If you’re a WordPress developer, you want to leverage every time-saving hack that the system avails. Shortcodes are one of those time-saving hacks that allow you to do more with less code.
In this post, we’re going to explore the benefits of using custom shortcodes in your WordPress projects.
In order to take full advantage of this nifty WordPress feature, you need to first get a good understanding of what shortcodes are and how you can create your own. So let’s get to the business.
What Is A Shortcode?
In WordPress, a shortcode is a condensed representation of a larger and often more complex piece of code. In other words, a shortcode allows you to insert a script within the content section of your post or page and WordPress will execute the script.

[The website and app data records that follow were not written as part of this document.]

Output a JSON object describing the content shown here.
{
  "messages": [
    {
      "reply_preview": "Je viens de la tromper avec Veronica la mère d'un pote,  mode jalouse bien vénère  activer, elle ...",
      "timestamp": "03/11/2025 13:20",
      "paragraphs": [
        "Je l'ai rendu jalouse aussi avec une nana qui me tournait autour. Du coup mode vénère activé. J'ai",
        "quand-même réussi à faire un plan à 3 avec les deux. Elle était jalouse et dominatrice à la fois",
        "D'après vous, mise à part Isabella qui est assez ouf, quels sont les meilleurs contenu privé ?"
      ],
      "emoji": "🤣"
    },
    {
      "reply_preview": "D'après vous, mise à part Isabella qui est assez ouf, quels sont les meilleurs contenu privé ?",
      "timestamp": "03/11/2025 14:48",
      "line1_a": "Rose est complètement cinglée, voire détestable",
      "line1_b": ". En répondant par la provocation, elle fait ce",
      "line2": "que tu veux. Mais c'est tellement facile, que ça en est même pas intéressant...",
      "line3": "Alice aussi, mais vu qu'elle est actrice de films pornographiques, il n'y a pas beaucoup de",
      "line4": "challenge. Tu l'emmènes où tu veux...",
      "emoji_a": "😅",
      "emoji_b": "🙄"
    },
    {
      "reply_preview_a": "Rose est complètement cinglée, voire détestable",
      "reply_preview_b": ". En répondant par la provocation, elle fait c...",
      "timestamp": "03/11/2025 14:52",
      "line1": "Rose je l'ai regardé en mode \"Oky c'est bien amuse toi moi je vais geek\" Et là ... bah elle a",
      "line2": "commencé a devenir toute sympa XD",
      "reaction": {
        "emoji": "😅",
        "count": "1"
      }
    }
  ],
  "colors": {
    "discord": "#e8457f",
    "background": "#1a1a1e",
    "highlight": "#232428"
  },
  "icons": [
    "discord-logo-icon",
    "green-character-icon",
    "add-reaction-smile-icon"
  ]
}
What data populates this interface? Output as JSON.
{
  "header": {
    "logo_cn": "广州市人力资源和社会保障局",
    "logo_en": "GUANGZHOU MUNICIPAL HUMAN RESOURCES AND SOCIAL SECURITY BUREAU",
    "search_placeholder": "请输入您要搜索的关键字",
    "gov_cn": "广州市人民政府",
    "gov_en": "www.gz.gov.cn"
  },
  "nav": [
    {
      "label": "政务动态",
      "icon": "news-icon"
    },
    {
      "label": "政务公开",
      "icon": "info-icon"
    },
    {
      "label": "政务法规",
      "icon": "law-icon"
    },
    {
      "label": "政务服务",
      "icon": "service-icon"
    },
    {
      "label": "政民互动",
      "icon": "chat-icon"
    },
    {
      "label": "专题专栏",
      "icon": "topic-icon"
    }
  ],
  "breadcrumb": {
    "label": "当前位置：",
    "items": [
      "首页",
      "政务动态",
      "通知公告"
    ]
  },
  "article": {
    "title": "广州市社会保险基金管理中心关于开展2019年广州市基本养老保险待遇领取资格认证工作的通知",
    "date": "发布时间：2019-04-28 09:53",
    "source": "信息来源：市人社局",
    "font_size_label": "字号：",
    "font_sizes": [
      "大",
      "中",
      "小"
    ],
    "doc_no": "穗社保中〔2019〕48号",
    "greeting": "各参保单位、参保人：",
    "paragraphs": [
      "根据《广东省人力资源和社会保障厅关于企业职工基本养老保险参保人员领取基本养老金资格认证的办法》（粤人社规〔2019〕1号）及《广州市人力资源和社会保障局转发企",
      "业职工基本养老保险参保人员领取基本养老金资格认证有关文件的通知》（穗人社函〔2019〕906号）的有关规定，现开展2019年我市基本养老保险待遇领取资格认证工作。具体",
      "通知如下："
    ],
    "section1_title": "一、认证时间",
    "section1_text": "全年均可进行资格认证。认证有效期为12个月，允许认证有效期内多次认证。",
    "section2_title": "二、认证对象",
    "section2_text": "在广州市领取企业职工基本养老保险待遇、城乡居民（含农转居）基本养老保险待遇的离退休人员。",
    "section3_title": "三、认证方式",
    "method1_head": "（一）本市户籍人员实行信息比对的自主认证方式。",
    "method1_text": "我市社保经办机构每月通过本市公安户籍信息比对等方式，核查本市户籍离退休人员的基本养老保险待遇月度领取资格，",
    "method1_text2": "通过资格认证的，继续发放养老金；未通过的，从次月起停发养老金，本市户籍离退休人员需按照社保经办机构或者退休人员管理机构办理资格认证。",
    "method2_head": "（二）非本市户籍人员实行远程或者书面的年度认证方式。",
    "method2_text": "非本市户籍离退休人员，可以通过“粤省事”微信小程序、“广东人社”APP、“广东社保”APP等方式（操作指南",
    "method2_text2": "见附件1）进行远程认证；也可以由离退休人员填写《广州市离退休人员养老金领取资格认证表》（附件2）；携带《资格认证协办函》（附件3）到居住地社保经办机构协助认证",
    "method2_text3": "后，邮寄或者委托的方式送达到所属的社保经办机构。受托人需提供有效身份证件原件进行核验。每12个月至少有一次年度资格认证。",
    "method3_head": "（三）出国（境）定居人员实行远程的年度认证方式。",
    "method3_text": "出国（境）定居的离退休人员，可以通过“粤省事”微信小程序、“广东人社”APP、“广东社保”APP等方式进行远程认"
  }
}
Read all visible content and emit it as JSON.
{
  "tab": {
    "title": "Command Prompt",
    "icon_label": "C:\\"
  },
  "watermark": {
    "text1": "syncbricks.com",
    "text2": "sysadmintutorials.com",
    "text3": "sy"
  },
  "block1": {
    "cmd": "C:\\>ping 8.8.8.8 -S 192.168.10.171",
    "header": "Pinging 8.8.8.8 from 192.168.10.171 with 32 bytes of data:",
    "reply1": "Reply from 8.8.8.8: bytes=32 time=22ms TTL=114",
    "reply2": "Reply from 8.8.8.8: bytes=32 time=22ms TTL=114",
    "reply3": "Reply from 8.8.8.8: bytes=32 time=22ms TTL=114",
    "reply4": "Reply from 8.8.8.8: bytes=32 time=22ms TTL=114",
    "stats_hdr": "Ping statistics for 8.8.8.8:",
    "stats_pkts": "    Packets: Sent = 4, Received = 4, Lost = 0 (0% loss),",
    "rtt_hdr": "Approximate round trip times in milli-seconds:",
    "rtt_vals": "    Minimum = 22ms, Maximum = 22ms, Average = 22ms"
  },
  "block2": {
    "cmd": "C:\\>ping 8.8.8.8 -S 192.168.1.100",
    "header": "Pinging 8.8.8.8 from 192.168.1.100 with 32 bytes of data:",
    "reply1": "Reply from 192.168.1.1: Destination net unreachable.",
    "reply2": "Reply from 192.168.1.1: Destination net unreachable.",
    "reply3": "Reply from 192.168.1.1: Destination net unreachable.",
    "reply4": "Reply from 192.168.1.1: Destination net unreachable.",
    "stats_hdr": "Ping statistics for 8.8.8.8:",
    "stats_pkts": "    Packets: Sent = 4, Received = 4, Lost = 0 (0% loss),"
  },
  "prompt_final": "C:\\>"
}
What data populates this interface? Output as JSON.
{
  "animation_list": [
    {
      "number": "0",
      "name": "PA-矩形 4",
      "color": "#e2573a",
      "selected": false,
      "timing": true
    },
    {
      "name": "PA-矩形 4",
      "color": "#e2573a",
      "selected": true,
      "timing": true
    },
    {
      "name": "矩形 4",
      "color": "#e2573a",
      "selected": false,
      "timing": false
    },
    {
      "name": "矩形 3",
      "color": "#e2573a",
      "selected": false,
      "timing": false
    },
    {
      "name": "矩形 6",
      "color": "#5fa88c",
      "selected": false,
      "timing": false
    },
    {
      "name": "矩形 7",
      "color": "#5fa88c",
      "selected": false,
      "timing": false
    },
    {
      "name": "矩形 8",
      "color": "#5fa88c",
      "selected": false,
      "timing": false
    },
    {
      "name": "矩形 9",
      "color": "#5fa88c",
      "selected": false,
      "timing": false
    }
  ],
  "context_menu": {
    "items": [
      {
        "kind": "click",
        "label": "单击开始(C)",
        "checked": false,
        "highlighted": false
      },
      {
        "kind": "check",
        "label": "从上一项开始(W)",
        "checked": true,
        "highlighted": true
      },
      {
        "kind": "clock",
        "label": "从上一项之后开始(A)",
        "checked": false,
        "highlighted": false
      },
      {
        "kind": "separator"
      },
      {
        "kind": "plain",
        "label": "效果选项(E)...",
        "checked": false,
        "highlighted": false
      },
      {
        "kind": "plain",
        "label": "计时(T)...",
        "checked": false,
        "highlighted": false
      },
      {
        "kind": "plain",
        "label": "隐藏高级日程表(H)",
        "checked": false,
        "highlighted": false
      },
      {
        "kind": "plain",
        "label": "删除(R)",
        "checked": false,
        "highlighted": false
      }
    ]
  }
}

The format for a shortcode is [shortcode-name].
WordPress comes with some handy native shortcodes – such as [recent-posts posts=”5″] to show recent posts on your WordPress page/posts but as you quickly discover when building WordPress applications, custom shortcodes are what really give you the power and flexibility to give users more control of their WordPress site through highly specialized functionality.
Almost all WordPress developers use shortcodes to add functionality to a theme or plugin. Shortcodes can also be used to add media components into posts or pages. In some situations, developers use shortcodes to build page layouts.
Creating Custom Shortcodes
Creating a custom shortcode is pretty simple and entails about 5 steps:
The first step is code up the shortcode, which is basically writing the PHP function that will achieve the specific functionality you are looking to implement. While you could save your code in the functions.php file, it is strongly recommended that you keep your code for your custom shortcodes in a separate file within the wp-content folder.
Once you’ve saved your file, you need to direct WordPress to the location where the code is located. You need to include your file in your functions.php file using the following code:
include(WP_CONTENT_DIR . ‘/custom_shortcode.php’);
Right below the above line, add the call to the shortcode function to define it. This step tells WordPress that your function is actually a shortcode. Here is add_shortcode call:
add_shortcode( ‘shortcode_name’, ‘function_name’ );
All this is made possible by the WordPress Shortcode API.
Why Use Custom Shortcodes?
Now to the actual usefulness of shortcodes and why you should use them.
Shortcodes Improve Efficiency
There are two main ways that shortcodes improve efficiency: reusing elements within multiple pages and implementing a specific functional feature. Think of shortcodes like credit cards; you can perform multiple transactions without carrying loads of cash. Thus, not only do you cut out the inconvenience of moving around with cash but also speed up the rate of accomplishing tasks.
Shortcodes achieve the same benefits. You dot need to write a script every time you need to achieve some functionality within your posts or pages.
In addition to improving efficiency, shortcodes can enhance or extend some core functionality with ease.
Shortcodes Allow for Selective Custom Markup
By now you probably know that WordPress uses a series of template files to display different types of content depending on what the user is viewing. However, you may want some posts, pages, or small sections within your posts or pages to look ‘different’ from the general template style. Shortcodes make this easy to achieve. In fact, you can use shortcodes to create complete page layouts or structure-specific content anyway you want.
Shortcodes Allow Access to ‘Unreachable’ Content Areas
Another powerful advantage of custom shortcodes is the ability to gain access to content areas that are otherwise not easy to access.
For instance, you can use a shortcode to insert a text widget into your header or you could add custom content in your sidebar using the power and flexibility of shortcodes.
In essence, using shortcodes this way opens up a whole lot of possibilities in the way you manage your website and gives you finer control of the different components of the site.
Shortcodes Allow For Better And Unique Layouts
Because of its roots in blogging, websites built on WordPress generally followed a standard layout comprising prior to the introduction of shortcodes. Most layouts comprised a header, footer, a sidebar, and the main content area. Deviating from this standard wasn’t easy.
With the introduction of shortcodes, however, WordPress developers can now build any kind of layout.
There’s no doubt that without shortcodes, WordPress would not have all the flexibility it enjoys when it comes to enriching content, enhancing functionality and improving efficiency. While using shortcodes may have some downsides, they are far outweighed by the benefits of using them
So have you coded some custom shortcodes for your website? What’s your experience been like?